Segment Open

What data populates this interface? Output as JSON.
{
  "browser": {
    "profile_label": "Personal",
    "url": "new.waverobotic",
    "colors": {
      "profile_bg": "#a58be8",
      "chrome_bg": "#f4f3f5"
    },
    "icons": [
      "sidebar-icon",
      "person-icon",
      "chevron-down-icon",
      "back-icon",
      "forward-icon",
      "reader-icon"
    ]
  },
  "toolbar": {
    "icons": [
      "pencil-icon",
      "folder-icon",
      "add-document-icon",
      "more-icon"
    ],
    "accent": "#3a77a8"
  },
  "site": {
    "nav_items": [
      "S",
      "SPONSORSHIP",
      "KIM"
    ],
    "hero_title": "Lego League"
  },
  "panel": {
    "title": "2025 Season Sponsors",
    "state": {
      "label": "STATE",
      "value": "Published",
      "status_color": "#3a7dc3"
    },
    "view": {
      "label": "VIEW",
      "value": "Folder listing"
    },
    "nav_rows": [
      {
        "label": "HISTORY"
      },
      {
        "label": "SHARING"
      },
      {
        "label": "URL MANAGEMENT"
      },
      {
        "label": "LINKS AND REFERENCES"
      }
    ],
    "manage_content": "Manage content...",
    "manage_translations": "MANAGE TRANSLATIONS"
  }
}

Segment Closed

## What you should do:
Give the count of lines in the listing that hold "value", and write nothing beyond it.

## Expected answer:
2